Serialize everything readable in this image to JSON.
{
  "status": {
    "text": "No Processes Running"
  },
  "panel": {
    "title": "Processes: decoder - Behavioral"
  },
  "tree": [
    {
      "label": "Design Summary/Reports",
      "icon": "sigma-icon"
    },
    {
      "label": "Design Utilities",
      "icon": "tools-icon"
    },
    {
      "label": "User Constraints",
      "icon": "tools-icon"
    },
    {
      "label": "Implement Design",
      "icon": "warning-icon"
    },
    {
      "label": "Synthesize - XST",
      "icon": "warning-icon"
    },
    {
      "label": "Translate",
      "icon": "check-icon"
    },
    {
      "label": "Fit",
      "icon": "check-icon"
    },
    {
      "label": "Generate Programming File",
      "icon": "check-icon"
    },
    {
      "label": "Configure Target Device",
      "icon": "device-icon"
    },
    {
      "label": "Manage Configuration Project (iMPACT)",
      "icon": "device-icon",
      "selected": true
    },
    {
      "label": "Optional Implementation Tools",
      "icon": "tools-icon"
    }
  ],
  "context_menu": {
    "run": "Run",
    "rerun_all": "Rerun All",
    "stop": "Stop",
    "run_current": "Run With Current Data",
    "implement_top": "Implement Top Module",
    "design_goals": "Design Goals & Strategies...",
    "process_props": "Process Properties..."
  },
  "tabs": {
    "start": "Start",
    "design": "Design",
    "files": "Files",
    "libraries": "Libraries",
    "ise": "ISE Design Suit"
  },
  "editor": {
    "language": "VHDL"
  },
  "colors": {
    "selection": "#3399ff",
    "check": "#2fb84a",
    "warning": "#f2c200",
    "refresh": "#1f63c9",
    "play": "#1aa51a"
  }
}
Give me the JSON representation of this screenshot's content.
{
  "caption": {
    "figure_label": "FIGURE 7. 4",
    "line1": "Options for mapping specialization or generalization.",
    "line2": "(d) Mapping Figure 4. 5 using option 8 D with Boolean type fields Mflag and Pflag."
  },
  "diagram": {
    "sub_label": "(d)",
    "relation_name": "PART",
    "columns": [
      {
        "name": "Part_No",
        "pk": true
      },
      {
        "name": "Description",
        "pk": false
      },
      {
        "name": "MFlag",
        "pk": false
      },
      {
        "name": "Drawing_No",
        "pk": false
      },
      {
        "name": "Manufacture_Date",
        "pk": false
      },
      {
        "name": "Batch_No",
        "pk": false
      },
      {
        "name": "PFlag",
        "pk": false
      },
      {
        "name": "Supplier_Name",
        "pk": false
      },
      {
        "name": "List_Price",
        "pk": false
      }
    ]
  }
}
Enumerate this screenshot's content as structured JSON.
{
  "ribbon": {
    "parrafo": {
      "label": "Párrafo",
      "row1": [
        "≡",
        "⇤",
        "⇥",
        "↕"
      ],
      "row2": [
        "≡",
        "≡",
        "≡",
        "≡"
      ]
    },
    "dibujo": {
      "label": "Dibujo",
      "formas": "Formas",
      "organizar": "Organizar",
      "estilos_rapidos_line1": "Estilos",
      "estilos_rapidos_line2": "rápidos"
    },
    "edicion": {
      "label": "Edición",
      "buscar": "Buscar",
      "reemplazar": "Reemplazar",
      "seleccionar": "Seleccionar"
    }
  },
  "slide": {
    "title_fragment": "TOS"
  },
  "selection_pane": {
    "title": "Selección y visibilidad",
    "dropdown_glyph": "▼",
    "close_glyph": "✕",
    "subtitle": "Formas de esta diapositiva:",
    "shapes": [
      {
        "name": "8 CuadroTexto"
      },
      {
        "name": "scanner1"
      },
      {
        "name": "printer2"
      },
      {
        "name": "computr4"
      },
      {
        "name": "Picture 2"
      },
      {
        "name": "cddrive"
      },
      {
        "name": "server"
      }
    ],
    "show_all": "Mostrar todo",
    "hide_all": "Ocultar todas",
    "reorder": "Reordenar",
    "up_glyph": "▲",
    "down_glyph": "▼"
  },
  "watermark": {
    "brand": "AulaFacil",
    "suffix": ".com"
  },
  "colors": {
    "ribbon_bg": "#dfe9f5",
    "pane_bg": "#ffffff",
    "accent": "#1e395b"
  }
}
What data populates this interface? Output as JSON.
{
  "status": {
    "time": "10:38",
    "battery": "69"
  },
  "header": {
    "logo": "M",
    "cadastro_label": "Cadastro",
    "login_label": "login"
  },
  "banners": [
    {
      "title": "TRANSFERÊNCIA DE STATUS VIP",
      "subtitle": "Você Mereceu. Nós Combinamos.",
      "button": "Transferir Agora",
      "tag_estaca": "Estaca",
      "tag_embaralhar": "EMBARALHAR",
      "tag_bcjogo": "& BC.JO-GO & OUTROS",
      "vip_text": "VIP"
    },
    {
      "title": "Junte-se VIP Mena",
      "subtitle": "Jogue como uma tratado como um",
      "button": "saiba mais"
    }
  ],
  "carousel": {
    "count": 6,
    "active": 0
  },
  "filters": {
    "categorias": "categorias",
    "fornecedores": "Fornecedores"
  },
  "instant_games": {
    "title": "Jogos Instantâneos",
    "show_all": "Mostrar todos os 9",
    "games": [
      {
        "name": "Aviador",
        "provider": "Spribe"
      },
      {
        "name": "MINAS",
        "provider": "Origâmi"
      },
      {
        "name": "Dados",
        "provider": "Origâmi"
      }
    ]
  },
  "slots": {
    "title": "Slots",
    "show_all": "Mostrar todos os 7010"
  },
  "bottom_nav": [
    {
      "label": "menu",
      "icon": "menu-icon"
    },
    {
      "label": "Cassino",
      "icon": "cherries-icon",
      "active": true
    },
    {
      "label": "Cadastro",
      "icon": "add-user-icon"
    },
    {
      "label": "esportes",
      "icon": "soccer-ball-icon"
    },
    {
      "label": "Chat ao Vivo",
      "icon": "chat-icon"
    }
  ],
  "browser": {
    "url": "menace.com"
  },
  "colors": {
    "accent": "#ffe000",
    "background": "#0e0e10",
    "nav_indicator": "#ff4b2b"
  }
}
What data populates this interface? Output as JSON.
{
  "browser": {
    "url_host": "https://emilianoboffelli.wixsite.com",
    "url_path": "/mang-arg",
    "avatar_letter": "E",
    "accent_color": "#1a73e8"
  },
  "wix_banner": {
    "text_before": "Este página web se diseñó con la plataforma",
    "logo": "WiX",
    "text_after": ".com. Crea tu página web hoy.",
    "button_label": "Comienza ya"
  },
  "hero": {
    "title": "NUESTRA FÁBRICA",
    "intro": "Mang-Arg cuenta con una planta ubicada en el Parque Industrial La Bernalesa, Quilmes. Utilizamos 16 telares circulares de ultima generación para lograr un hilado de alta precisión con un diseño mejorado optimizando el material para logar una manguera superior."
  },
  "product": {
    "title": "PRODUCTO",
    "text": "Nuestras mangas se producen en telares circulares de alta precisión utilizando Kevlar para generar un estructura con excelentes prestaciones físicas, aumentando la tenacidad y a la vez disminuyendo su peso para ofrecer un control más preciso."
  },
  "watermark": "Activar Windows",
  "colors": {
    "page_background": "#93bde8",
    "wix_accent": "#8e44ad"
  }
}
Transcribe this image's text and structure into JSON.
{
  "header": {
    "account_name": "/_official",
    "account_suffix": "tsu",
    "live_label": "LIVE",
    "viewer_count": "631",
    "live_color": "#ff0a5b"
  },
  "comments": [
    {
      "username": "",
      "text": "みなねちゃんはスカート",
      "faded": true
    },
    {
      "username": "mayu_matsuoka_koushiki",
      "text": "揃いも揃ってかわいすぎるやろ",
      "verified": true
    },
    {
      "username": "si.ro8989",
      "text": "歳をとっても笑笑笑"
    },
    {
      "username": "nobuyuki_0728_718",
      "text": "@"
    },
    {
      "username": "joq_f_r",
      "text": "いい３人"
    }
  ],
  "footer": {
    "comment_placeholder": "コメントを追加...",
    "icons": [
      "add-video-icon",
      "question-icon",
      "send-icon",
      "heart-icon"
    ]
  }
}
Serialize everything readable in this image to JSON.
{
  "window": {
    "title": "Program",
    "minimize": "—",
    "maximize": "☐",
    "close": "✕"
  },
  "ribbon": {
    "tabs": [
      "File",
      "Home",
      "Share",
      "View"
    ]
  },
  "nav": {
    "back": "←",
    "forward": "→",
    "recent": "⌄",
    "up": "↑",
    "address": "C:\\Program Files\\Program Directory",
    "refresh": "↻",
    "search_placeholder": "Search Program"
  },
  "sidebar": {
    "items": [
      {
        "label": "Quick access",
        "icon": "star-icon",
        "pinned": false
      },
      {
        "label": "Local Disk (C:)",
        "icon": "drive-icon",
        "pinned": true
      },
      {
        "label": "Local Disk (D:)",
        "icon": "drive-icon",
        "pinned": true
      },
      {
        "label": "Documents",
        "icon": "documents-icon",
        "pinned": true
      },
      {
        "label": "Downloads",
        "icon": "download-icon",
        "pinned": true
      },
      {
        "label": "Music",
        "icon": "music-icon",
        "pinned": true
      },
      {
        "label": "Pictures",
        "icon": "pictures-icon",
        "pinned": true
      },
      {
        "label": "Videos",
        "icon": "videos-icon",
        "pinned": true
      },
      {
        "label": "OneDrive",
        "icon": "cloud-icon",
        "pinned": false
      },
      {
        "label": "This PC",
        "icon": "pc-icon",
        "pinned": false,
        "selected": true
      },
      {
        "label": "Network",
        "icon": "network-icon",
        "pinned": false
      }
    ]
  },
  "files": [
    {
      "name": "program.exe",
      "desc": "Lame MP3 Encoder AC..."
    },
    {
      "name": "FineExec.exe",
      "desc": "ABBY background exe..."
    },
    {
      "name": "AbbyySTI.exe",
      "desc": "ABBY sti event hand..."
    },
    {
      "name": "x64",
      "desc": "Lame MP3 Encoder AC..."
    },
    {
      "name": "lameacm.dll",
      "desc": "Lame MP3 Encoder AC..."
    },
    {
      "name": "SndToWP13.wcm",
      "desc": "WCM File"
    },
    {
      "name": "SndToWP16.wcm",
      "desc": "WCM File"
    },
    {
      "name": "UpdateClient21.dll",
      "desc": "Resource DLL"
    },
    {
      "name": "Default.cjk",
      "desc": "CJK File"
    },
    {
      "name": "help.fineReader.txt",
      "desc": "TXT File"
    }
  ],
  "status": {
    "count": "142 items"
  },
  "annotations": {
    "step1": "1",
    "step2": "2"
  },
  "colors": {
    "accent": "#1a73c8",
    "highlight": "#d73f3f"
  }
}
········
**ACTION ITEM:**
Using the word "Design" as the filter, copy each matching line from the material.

**TASK RESULT:**
      "label": "Design Summary/Reports",
      "label": "Design Utilities",
      "label": "Implement Design",
    "design_goals": "Design Goals & Strategies...",
    "design": "Design",
    "ise": "ISE Design Suit"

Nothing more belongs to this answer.